Members of the Anabaptist Christian Bruderhof Communities live, eat, work and worship communally
Young musicians living in a shared community in Amsterdam

A commune (the French word appearing in the 12th century from Medieval Latin communia, meaning a large gathering of people sharing a common life; from Latin communis, things held in common)[1] is an intentional community of people living together, sharing common interests, often having common values and beliefs, as well as shared property, possessions, resources, and, in some communes, work, income or assets.

In addition to the communal economy, consensus decision-making, non-hierarchical structures and ecological living have become important core principles for many communes. There are many contemporary intentional communities all over the world, a list of which can be found at the Fellowship for Intentional Community (FIC).[2] For the usually larger-scale, political entities in communist political theory, see socialist communes, which are similar but distinct social organizations.

Categorization of communities

Benjamin Zablocki categorized communities this way:[3]

Many communal ventures encompass more than one of these categorizations. Some communes, such as the ashrams of the Vedanta Society or the Theosophical commune Lomaland, formed around spiritual leaders, while others formed around political ideologies. For others, the "glue" is simply the desire for a more shared, sociable lifestyle.

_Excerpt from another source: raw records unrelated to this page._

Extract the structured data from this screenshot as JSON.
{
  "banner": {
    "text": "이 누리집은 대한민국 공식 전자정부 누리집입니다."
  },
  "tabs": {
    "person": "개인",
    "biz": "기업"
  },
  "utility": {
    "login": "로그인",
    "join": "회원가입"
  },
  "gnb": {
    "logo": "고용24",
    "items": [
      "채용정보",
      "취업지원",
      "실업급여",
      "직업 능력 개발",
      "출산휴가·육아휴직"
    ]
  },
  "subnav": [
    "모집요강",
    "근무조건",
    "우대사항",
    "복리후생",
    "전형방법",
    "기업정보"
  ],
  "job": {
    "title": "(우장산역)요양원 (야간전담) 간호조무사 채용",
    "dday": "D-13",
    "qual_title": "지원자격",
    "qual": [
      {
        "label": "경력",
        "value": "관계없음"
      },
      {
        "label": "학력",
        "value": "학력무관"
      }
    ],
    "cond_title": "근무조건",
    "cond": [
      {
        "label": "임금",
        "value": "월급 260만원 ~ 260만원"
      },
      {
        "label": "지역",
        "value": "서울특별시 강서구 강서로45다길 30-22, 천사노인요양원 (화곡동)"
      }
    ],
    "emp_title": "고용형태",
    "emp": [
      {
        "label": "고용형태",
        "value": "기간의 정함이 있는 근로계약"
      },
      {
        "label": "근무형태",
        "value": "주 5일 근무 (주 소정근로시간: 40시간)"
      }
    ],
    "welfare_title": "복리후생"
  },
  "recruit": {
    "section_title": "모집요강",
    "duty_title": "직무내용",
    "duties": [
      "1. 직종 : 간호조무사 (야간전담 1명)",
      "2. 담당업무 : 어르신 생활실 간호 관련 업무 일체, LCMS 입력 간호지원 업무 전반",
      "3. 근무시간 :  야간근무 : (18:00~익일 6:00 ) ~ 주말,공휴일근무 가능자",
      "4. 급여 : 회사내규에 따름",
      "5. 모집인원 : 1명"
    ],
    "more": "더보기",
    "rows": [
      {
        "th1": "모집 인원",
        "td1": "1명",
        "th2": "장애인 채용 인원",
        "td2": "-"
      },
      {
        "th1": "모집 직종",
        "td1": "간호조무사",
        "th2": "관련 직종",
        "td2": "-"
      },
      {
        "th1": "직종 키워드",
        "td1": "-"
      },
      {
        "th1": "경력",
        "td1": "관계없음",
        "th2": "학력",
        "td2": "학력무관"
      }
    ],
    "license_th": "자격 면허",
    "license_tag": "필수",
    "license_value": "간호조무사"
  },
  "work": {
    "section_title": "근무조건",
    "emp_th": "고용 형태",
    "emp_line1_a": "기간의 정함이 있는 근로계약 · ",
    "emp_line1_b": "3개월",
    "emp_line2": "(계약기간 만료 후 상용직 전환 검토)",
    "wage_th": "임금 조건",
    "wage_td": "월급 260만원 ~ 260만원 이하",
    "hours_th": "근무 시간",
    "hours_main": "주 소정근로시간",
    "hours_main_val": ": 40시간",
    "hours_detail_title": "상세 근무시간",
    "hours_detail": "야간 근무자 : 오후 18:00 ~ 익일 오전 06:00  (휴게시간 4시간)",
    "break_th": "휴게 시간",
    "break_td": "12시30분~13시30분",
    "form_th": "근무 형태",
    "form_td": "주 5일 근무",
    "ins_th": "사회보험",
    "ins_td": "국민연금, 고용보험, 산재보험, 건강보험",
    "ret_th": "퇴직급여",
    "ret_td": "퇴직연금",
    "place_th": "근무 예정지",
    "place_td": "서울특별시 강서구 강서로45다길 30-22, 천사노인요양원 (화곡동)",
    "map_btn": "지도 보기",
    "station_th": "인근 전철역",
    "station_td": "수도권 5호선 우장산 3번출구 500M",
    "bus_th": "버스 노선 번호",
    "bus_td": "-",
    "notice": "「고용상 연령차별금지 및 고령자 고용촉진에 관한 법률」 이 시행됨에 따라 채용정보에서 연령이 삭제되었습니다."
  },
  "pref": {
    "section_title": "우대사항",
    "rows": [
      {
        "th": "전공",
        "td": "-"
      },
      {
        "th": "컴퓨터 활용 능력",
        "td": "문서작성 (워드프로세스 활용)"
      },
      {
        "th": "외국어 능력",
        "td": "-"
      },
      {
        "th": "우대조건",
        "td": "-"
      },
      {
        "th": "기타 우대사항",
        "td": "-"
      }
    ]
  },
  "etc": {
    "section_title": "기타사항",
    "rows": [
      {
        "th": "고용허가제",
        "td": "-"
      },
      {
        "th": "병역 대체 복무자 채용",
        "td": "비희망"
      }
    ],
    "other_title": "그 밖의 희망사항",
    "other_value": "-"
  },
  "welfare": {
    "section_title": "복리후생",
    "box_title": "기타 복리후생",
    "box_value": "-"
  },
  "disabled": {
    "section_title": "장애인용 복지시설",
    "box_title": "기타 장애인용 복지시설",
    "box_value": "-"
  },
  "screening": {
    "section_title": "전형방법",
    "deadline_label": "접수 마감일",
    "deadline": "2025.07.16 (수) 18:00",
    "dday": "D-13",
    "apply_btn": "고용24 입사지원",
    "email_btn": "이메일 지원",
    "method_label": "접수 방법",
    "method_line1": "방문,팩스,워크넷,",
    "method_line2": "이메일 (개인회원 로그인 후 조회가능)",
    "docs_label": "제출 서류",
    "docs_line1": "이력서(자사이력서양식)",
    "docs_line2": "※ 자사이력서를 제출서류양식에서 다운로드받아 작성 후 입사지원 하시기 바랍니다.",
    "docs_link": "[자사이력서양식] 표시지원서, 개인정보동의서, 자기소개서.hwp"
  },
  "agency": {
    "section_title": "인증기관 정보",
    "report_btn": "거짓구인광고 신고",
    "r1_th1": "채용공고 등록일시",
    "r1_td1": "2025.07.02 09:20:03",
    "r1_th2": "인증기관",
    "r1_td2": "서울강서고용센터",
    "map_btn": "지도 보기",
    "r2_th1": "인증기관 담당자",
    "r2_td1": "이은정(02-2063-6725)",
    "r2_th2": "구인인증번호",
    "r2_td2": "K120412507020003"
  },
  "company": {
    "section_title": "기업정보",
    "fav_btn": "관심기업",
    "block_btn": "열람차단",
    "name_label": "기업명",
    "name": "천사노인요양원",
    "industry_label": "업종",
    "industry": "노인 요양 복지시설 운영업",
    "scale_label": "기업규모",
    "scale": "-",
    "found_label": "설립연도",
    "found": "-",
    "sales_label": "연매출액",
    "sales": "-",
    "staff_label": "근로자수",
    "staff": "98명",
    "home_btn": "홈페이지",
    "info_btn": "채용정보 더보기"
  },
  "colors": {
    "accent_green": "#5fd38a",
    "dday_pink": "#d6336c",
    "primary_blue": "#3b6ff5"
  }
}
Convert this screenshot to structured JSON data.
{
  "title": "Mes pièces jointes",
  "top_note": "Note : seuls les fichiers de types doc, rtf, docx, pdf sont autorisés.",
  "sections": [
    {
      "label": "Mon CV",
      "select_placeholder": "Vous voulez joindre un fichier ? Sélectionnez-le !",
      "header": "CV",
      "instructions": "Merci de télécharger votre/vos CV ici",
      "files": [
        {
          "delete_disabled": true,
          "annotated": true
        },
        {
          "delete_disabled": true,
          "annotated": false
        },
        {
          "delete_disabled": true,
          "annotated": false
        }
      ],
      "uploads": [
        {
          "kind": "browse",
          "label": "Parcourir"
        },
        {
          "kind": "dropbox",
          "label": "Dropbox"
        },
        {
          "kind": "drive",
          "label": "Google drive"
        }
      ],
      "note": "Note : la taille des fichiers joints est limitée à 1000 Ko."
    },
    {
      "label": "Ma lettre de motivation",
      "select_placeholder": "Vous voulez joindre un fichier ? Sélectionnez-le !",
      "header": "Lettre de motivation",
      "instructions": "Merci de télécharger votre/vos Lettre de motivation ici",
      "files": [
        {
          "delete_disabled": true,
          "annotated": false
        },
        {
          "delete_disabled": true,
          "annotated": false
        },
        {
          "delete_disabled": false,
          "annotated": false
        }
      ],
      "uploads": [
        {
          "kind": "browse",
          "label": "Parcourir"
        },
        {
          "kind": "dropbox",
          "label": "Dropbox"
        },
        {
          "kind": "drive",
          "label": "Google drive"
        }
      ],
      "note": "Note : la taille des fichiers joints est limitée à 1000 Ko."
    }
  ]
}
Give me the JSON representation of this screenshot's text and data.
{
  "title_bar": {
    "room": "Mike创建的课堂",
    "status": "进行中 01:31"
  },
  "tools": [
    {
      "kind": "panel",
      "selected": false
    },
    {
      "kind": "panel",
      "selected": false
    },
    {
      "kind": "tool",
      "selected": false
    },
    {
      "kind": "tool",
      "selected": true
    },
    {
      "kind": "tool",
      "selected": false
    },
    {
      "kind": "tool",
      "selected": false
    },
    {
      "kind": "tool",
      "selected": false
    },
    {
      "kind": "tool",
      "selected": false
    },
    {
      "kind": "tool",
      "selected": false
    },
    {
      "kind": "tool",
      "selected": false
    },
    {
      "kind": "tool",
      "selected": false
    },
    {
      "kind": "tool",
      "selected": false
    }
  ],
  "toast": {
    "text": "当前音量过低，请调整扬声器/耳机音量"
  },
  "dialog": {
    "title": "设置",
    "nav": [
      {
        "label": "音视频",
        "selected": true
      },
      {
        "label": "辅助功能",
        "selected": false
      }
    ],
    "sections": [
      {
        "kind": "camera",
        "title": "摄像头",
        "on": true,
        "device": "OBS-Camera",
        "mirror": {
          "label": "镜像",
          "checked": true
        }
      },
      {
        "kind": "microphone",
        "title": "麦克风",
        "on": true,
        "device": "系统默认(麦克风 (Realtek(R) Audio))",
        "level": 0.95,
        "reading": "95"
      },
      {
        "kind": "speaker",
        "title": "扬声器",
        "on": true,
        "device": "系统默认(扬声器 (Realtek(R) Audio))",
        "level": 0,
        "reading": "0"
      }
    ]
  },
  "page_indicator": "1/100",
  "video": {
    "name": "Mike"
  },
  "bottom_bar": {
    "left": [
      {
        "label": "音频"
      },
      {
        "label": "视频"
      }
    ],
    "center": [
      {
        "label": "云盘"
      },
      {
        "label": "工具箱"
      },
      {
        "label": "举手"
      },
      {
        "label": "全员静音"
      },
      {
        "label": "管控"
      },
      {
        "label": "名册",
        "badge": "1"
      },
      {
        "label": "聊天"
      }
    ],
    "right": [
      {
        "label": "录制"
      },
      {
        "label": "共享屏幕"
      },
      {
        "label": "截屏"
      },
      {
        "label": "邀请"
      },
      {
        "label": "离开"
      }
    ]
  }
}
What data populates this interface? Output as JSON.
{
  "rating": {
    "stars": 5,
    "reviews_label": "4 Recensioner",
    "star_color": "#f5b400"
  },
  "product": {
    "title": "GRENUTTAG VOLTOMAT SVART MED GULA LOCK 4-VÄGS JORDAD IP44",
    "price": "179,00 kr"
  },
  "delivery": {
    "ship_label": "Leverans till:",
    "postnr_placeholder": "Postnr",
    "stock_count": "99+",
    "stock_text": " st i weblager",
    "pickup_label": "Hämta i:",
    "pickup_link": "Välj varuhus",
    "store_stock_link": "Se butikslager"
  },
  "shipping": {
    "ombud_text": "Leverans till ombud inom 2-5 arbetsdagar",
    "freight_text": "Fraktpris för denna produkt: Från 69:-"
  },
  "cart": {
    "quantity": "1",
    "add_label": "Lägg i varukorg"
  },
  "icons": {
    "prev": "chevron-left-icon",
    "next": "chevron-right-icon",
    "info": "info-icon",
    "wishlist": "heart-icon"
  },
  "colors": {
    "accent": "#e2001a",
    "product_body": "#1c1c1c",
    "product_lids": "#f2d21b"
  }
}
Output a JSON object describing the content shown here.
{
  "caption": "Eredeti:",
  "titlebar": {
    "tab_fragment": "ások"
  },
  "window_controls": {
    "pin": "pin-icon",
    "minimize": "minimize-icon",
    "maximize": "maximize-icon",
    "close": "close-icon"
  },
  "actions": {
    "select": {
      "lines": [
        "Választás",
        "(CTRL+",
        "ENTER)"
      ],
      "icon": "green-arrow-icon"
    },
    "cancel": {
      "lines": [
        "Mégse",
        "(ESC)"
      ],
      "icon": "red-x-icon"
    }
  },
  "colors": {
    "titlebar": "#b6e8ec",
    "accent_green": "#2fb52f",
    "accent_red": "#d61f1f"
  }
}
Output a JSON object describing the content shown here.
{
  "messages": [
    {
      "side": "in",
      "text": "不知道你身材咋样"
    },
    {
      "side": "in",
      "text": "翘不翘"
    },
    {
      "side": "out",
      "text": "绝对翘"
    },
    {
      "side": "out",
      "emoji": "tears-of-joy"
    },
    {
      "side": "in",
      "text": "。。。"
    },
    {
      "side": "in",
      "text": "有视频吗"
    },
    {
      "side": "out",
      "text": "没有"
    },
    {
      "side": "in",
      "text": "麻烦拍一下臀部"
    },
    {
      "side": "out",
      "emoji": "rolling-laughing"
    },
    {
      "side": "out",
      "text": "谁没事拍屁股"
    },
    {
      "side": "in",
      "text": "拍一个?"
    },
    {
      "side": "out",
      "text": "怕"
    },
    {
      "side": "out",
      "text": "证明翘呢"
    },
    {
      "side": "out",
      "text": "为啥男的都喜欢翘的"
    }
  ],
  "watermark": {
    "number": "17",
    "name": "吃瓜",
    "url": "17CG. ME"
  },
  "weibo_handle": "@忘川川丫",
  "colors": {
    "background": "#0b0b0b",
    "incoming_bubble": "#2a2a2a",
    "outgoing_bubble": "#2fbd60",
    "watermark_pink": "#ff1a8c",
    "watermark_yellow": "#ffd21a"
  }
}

Other Languages
العربية: كميونة
azərbaycanca: Kommuna (icma)
български: Комуна
bosanski: Komuna
فارسی: کومون
हिन्दी: कम्यून
עברית: קומונה
Kreyòl ayisyen: Komin
lingála: Komíni
മലയാളം: കമ്മ്യൂൺ
Nederlands: Commune
polski: Komuna
português: Commune
suomi: Kommuuni
中文: 公社